TO DO: Copy each entry below unchanged; the images do not go in the copy.
──────── EXTRACTED RECORDS
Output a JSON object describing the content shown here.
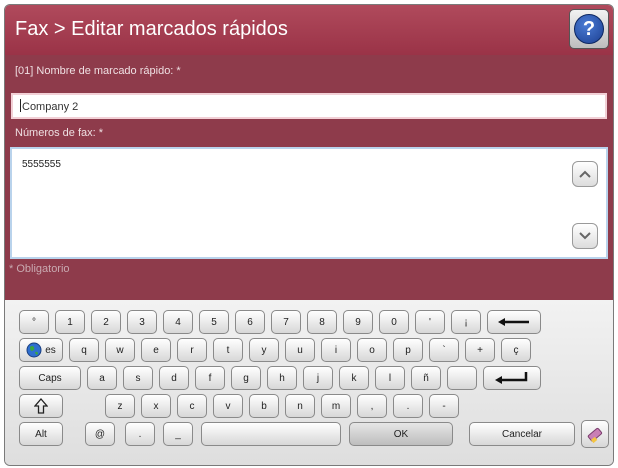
{
  "header": {
    "title": "Fax > Editar marcados rápidos",
    "help_label": "?"
  },
  "form": {
    "name_label": "[01] Nombre de marcado rápido: *",
    "name_value": "Company 2",
    "fax_label": "Números de fax: *",
    "fax_value": "5555555",
    "required_note": "* Obligatorio"
  },
  "keyboard": {
    "row1": [
      "°",
      "1",
      "2",
      "3",
      "4",
      "5",
      "6",
      "7",
      "8",
      "9",
      "0",
      "'",
      "¡"
    ],
    "row2": [
      "q",
      "w",
      "e",
      "r",
      "t",
      "y",
      "u",
      "i",
      "o",
      "p",
      "`",
      "+",
      "ç"
    ],
    "row3": [
      "a",
      "s",
      "d",
      "f",
      "g",
      "h",
      "j",
      "k",
      "l",
      "ñ",
      ""
    ],
    "row4": [
      "z",
      "x",
      "c",
      "v",
      "b",
      "n",
      "m",
      ",",
      ".",
      "-"
    ],
    "lang_label": "es",
    "caps_label": "Caps",
    "alt_label": "Alt",
    "at_label": "@",
    "dot_label": ".",
    "underscore_label": "_",
    "ok_label": "OK",
    "cancel_label": "Cancelar"
  },
  "colors": {
    "title_bar": "#9a3347",
    "form_background": "#8e3b4b",
    "keyboard_background": "#e6e6e6"
  }
}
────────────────
ANSWER TO THIS PROBLEM:
Output a JSON object describing the content shown here.
{
  "header": {
    "title": "Fax > Editar marcados rápidos",
    "help_label": "?"
  },
  "form": {
    "name_label": "[01] Nombre de marcado rápido: *",
    "name_value": "Company 2",
    "fax_label": "Números de fax: *",
    "fax_value": "5555555",
    "required_note": "* Obligatorio"
  },
  "keyboard": {
    "row1": [
      "°",
      "1",
      "2",
      "3",
      "4",
      "5",
      "6",
      "7",
      "8",
      "9",
      "0",
      "'",
      "¡"
    ],
    "row2": [
      "q",
      "w",
      "e",
      "r",
      "t",
      "y",
      "u",
      "i",
      "o",
      "p",
      "`",
      "+",
      "ç"
    ],
    "row3": [
      "a",
      "s",
      "d",
      "f",
      "g",
      "h",
      "j",
      "k",
      "l",
      "ñ",
      ""
    ],
    "row4": [
      "z",
      "x",
      "c",
      "v",
      "b",
      "n",
      "m",
      ",",
      ".",
      "-"
    ],
    "lang_label": "es",
    "caps_label": "Caps",
    "alt_label": "Alt",
    "at_label": "@",
    "dot_label": ".",
    "underscore_label": "_",
    "ok_label": "OK",
    "cancel_label": "Cancelar"
  },
  "colors": {
    "title_bar": "#9a3347",
    "form_background": "#8e3b4b",
    "keyboard_background": "#e6e6e6"
  }
}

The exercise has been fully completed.